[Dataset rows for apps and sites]

Segment Open

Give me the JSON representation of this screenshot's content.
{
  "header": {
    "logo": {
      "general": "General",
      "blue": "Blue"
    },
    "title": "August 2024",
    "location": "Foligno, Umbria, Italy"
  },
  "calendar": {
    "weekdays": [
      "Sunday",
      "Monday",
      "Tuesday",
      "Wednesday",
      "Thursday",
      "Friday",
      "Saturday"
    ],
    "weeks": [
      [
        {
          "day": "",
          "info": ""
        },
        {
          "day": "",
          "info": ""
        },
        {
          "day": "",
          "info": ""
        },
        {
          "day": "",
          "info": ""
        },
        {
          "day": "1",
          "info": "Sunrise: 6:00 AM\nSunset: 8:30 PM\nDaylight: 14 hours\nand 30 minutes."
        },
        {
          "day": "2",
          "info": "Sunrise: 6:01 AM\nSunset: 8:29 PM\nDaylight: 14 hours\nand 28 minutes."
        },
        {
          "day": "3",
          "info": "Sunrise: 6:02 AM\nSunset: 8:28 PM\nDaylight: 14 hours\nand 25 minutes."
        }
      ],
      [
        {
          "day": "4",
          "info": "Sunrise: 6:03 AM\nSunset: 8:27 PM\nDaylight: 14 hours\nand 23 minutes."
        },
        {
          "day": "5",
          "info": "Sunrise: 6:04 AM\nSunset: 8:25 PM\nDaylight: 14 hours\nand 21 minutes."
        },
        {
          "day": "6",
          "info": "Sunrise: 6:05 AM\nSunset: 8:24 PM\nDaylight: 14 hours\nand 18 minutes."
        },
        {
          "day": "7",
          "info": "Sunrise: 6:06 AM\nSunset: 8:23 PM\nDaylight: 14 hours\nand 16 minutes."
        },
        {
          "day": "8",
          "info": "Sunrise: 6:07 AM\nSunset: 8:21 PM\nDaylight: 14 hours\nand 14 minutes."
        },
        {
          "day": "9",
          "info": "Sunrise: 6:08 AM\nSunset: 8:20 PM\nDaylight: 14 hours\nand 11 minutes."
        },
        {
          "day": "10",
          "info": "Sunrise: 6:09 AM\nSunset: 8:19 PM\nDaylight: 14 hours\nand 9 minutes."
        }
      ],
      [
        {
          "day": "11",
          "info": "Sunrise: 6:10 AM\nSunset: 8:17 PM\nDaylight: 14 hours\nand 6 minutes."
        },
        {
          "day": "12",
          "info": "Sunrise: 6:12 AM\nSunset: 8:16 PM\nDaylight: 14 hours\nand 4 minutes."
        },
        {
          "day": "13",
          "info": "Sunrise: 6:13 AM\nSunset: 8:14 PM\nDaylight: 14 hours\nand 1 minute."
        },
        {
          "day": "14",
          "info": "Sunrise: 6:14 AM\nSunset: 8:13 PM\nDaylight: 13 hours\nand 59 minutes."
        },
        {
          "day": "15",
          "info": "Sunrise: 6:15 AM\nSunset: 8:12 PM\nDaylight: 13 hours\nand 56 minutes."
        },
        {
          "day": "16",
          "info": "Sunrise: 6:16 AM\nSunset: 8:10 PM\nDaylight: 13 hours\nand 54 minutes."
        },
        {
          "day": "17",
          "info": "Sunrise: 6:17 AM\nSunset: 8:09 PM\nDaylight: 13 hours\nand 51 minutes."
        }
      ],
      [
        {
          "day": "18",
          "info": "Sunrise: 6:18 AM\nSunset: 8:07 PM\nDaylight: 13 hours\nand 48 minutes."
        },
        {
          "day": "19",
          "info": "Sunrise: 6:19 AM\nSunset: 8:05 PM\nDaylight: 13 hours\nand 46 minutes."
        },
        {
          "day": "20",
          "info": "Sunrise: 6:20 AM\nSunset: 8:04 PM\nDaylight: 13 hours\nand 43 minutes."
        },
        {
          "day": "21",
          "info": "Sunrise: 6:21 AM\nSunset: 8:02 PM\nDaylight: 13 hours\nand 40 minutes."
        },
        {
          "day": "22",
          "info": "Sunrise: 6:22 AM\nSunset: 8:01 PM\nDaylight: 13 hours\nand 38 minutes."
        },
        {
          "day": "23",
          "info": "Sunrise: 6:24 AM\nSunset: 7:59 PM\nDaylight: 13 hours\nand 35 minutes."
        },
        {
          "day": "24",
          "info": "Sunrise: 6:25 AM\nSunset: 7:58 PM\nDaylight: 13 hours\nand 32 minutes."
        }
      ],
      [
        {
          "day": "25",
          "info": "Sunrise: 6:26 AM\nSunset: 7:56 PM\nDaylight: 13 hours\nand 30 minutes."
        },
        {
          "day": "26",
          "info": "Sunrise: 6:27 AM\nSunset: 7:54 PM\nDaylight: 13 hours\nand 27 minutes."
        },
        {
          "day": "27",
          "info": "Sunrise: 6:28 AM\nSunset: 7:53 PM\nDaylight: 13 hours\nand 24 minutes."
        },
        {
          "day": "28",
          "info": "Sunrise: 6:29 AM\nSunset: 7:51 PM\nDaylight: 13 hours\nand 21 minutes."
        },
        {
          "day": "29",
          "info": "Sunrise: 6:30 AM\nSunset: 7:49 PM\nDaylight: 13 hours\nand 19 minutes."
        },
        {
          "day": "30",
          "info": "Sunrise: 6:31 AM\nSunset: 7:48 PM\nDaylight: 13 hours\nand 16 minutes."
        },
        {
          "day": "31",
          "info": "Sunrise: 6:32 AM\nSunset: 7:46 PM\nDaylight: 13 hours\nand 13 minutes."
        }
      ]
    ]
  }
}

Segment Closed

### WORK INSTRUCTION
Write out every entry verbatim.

### ANSWER AREA
Give me the JSON representation of this screenshot's content.
{
  "header": {
    "logo": {
      "general": "General",
      "blue": "Blue"
    },
    "title": "August 2024",
    "location": "Foligno, Umbria, Italy"
  },
  "calendar": {
    "weekdays": [
      "Sunday",
      "Monday",
      "Tuesday",
      "Wednesday",
      "Thursday",
      "Friday",
      "Saturday"
    ],
    "weeks": [
      [
        {
          "day": "",
          "info": ""
        },
        {
          "day": "",
          "info": ""
        },
        {
          "day": "",
          "info": ""
        },
        {
          "day": "",
          "info": ""
        },
        {
          "day": "1",
          "info": "Sunrise: 6:00 AM\nSunset: 8:30 PM\nDaylight: 14 hours\nand 30 minutes."
        },
        {
          "day": "2",
          "info": "Sunrise: 6:01 AM\nSunset: 8:29 PM\nDaylight: 14 hours\nand 28 minutes."
        },
        {
          "day": "3",
          "info": "Sunrise: 6:02 AM\nSunset: 8:28 PM\nDaylight: 14 hours\nand 25 minutes."
        }
      ],
      [
        {
          "day": "4",
          "info": "Sunrise: 6:03 AM\nSunset: 8:27 PM\nDaylight: 14 hours\nand 23 minutes."
        },
        {
          "day": "5",
          "info": "Sunrise: 6:04 AM\nSunset: 8:25 PM\nDaylight: 14 hours\nand 21 minutes."
        },
        {
          "day": "6",
          "info": "Sunrise: 6:05 AM\nSunset: 8:24 PM\nDaylight: 14 hours\nand 18 minutes."
        },
        {
          "day": "7",
          "info": "Sunrise: 6:06 AM\nSunset: 8:23 PM\nDaylight: 14 hours\nand 16 minutes."
        },
        {
          "day": "8",
          "info": "Sunrise: 6:07 AM\nSunset: 8:21 PM\nDaylight: 14 hours\nand 14 minutes."
        },
        {
          "day": "9",
          "info": "Sunrise: 6:08 AM\nSunset: 8:20 PM\nDaylight: 14 hours\nand 11 minutes."
        },
        {
          "day": "10",
          "info": "Sunrise: 6:09 AM\nSunset: 8:19 PM\nDaylight: 14 hours\nand 9 minutes."
        }
      ],
      [
        {
          "day": "11",
          "info": "Sunrise: 6:10 AM\nSunset: 8:17 PM\nDaylight: 14 hours\nand 6 minutes."
        },
        {
          "day": "12",
          "info": "Sunrise: 6:12 AM\nSunset: 8:16 PM\nDaylight: 14 hours\nand 4 minutes."
        },
        {
          "day": "13",
          "info": "Sunrise: 6:13 AM\nSunset: 8:14 PM\nDaylight: 14 hours\nand 1 minute."
        },
        {
          "day": "14",
          "info": "Sunrise: 6:14 AM\nSunset: 8:13 PM\nDaylight: 13 hours\nand 59 minutes."
        },
        {
          "day": "15",
          "info": "Sunrise: 6:15 AM\nSunset: 8:12 PM\nDaylight: 13 hours\nand 56 minutes."
        },
        {
          "day": "16",
          "info": "Sunrise: 6:16 AM\nSunset: 8:10 PM\nDaylight: 13 hours\nand 54 minutes."
        },
        {
          "day": "17",
          "info": "Sunrise: 6:17 AM\nSunset: 8:09 PM\nDaylight: 13 hours\nand 51 minutes."
        }
      ],
      [
        {
          "day": "18",
          "info": "Sunrise: 6:18 AM\nSunset: 8:07 PM\nDaylight: 13 hours\nand 48 minutes."
        },
        {
          "day": "19",
          "info": "Sunrise: 6:19 AM\nSunset: 8:05 PM\nDaylight: 13 hours\nand 46 minutes."
        },
        {
          "day": "20",
          "info": "Sunrise: 6:20 AM\nSunset: 8:04 PM\nDaylight: 13 hours\nand 43 minutes."
        },
        {
          "day": "21",
          "info": "Sunrise: 6:21 AM\nSunset: 8:02 PM\nDaylight: 13 hours\nand 40 minutes."
        },
        {
          "day": "22",
          "info": "Sunrise: 6:22 AM\nSunset: 8:01 PM\nDaylight: 13 hours\nand 38 minutes."
        },
        {
          "day": "23",
          "info": "Sunrise: 6:24 AM\nSunset: 7:59 PM\nDaylight: 13 hours\nand 35 minutes."
        },
        {
          "day": "24",
          "info": "Sunrise: 6:25 AM\nSunset: 7:58 PM\nDaylight: 13 hours\nand 32 minutes."
        }
      ],
      [
        {
          "day": "25",
          "info": "Sunrise: 6:26 AM\nSunset: 7:56 PM\nDaylight: 13 hours\nand 30 minutes."
        },
        {
          "day": "26",
          "info": "Sunrise: 6:27 AM\nSunset: 7:54 PM\nDaylight: 13 hours\nand 27 minutes."
        },
        {
          "day": "27",
          "info": "Sunrise: 6:28 AM\nSunset: 7:53 PM\nDaylight: 13 hours\nand 24 minutes."
        },
        {
          "day": "28",
          "info": "Sunrise: 6:29 AM\nSunset: 7:51 PM\nDaylight: 13 hours\nand 21 minutes."
        },
        {
          "day": "29",
          "info": "Sunrise: 6:30 AM\nSunset: 7:49 PM\nDaylight: 13 hours\nand 19 minutes."
        },
        {
          "day": "30",
          "info": "Sunrise: 6:31 AM\nSunset: 7:48 PM\nDaylight: 13 hours\nand 16 minutes."
        },
        {
          "day": "31",
          "info": "Sunrise: 6:32 AM\nSunset: 7:46 PM\nDaylight: 13 hours\nand 13 minutes."
        }
      ]
    ]
  }
}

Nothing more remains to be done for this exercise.